• EXERCISE MATERIAL

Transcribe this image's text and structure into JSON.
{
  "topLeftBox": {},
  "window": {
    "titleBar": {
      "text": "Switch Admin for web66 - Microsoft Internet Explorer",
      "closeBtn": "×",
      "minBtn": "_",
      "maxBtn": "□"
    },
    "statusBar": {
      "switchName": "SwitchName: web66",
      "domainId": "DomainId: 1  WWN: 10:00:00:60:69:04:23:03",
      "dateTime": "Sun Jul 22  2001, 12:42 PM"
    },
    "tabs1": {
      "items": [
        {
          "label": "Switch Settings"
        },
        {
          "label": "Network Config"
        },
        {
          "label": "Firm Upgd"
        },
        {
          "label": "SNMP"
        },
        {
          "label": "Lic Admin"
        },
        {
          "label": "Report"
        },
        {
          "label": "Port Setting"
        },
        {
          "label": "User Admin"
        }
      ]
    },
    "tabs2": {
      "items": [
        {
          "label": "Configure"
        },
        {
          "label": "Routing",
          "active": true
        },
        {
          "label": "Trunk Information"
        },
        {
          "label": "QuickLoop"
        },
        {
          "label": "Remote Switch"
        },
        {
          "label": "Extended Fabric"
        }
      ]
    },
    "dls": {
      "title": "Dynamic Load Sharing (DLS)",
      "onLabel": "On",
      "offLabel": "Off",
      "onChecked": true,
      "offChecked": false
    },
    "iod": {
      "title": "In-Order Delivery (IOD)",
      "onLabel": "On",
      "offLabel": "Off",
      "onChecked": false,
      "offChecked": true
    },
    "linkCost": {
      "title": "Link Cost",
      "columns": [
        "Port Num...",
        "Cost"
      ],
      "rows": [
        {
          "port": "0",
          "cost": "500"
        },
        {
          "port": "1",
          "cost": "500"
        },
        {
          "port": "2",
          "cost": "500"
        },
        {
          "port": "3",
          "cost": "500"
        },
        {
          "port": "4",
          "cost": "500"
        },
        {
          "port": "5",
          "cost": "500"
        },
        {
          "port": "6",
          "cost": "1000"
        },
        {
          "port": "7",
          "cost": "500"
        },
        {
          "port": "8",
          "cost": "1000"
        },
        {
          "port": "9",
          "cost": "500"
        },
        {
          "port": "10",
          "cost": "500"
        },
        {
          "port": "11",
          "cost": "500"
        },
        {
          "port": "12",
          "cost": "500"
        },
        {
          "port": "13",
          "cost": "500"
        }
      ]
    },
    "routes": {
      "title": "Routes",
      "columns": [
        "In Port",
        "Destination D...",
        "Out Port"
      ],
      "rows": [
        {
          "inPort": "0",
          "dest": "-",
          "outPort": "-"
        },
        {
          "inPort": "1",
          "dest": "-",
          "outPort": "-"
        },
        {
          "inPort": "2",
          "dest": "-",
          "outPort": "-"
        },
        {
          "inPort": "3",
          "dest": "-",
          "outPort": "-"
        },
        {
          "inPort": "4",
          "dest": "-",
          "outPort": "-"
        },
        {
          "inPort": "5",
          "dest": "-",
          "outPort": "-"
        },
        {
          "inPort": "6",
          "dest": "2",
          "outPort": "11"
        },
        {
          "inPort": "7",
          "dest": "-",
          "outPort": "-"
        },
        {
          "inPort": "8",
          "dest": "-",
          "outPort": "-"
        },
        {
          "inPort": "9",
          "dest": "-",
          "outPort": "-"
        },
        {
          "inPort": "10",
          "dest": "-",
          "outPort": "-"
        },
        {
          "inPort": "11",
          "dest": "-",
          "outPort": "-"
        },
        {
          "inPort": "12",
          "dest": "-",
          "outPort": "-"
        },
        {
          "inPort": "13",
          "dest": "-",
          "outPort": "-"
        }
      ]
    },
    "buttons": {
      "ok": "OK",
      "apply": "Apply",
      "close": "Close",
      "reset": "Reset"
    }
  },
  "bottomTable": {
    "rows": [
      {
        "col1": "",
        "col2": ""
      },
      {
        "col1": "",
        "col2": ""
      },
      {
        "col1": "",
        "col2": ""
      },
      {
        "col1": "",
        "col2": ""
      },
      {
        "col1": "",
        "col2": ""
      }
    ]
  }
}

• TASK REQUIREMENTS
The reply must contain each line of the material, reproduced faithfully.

• WRITTEN ANSWER
Transcribe this image's text and structure into JSON.
{
  "topLeftBox": {},
  "window": {
    "titleBar": {
      "text": "Switch Admin for web66 - Microsoft Internet Explorer",
      "closeBtn": "×",
      "minBtn": "_",
      "maxBtn": "□"
    },
    "statusBar": {
      "switchName": "SwitchName: web66",
      "domainId": "DomainId: 1  WWN: 10:00:00:60:69:04:23:03",
      "dateTime": "Sun Jul 22  2001, 12:42 PM"
    },
    "tabs1": {
      "items": [
        {
          "label": "Switch Settings"
        },
        {
          "label": "Network Config"
        },
        {
          "label": "Firm Upgd"
        },
        {
          "label": "SNMP"
        },
        {
          "label": "Lic Admin"
        },
        {
          "label": "Report"
        },
        {
          "label": "Port Setting"
        },
        {
          "label": "User Admin"
        }
      ]
    },
    "tabs2": {
      "items": [
        {
          "label": "Configure"
        },
        {
          "label": "Routing",
          "active": true
        },
        {
          "label": "Trunk Information"
        },
        {
          "label": "QuickLoop"
        },
        {
          "label": "Remote Switch"
        },
        {
          "label": "Extended Fabric"
        }
      ]
    },
    "dls": {
      "title": "Dynamic Load Sharing (DLS)",
      "onLabel": "On",
      "offLabel": "Off",
      "onChecked": true,
      "offChecked": false
    },
    "iod": {
      "title": "In-Order Delivery (IOD)",
      "onLabel": "On",
      "offLabel": "Off",
      "onChecked": false,
      "offChecked": true
    },
    "linkCost": {
      "title": "Link Cost",
      "columns": [
        "Port Num...",
        "Cost"
      ],
      "rows": [
        {
          "port": "0",
          "cost": "500"
        },
        {
          "port": "1",
          "cost": "500"
        },
        {
          "port": "2",
          "cost": "500"
        },
        {
          "port": "3",
          "cost": "500"
        },
        {
          "port": "4",
          "cost": "500"
        },
        {
          "port": "5",
          "cost": "500"
        },
        {
          "port": "6",
          "cost": "1000"
        },
        {
          "port": "7",
          "cost": "500"
        },
        {
          "port": "8",
          "cost": "1000"
        },
        {
          "port": "9",
          "cost": "500"
        },
        {
          "port": "10",
          "cost": "500"
        },
        {
          "port": "11",
          "cost": "500"
        },
        {
          "port": "12",
          "cost": "500"
        },
        {
          "port": "13",
          "cost": "500"
        }
      ]
    },
    "routes": {
      "title": "Routes",
      "columns": [
        "In Port",
        "Destination D...",
        "Out Port"
      ],
      "rows": [
        {
          "inPort": "0",
          "dest": "-",
          "outPort": "-"
        },
        {
          "inPort": "1",
          "dest": "-",
          "outPort": "-"
        },
        {
          "inPort": "2",
          "dest": "-",
          "outPort": "-"
        },
        {
          "inPort": "3",
          "dest": "-",
          "outPort": "-"
        },
        {
          "inPort": "4",
          "dest": "-",
          "outPort": "-"
        },
        {
          "inPort": "5",
          "dest": "-",
          "outPort": "-"
        },
        {
          "inPort": "6",
          "dest": "2",
          "outPort": "11"
        },
        {
          "inPort": "7",
          "dest": "-",
          "outPort": "-"
        },
        {
          "inPort": "8",
          "dest": "-",
          "outPort": "-"
        },
        {
          "inPort": "9",
          "dest": "-",
          "outPort": "-"
        },
        {
          "inPort": "10",
          "dest": "-",
          "outPort": "-"
        },
        {
          "inPort": "11",
          "dest": "-",
          "outPort": "-"
        },
        {
          "inPort": "12",
          "dest": "-",
          "outPort": "-"
        },
        {
          "inPort": "13",
          "dest": "-",
          "outPort": "-"
        }
      ]
    },
    "buttons": {
      "ok": "OK",
      "apply": "Apply",
      "close": "Close",
      "reset": "Reset"
    }
  },
  "bottomTable": {
    "rows": [
      {
        "col1": "",
        "col2": ""
      },
      {
        "col1": "",
        "col2": ""
      },
      {
        "col1": "",
        "col2": ""
      },
      {
        "col1": "",
        "col2": ""
      },
      {
        "col1": "",
        "col2": ""
      }
    ]
  }
}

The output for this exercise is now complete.